▶ [Records provided]:
BEGIN
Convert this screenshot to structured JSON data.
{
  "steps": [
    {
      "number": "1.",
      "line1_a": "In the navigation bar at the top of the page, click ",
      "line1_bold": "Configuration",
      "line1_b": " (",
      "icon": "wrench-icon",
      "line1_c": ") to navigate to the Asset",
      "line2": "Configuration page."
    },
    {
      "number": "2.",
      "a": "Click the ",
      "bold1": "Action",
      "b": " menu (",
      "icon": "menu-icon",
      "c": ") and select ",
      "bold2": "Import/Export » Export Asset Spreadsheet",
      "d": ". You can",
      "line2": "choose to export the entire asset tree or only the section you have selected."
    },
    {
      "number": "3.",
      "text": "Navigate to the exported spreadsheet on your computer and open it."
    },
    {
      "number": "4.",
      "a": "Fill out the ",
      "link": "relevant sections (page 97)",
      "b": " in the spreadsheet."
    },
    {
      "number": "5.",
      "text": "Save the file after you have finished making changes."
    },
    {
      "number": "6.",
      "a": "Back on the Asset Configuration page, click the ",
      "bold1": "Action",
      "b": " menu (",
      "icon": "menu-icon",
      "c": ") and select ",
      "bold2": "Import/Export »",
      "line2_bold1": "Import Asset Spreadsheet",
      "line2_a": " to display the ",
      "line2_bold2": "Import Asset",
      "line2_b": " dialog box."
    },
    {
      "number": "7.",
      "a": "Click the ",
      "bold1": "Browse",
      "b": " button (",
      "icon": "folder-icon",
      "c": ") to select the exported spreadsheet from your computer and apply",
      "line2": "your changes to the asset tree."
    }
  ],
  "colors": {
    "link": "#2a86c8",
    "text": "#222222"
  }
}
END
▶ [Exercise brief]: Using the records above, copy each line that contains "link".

▶ [Expected output]:
      "link": "relevant sections (page 97)",
    "link": "#2a86c8",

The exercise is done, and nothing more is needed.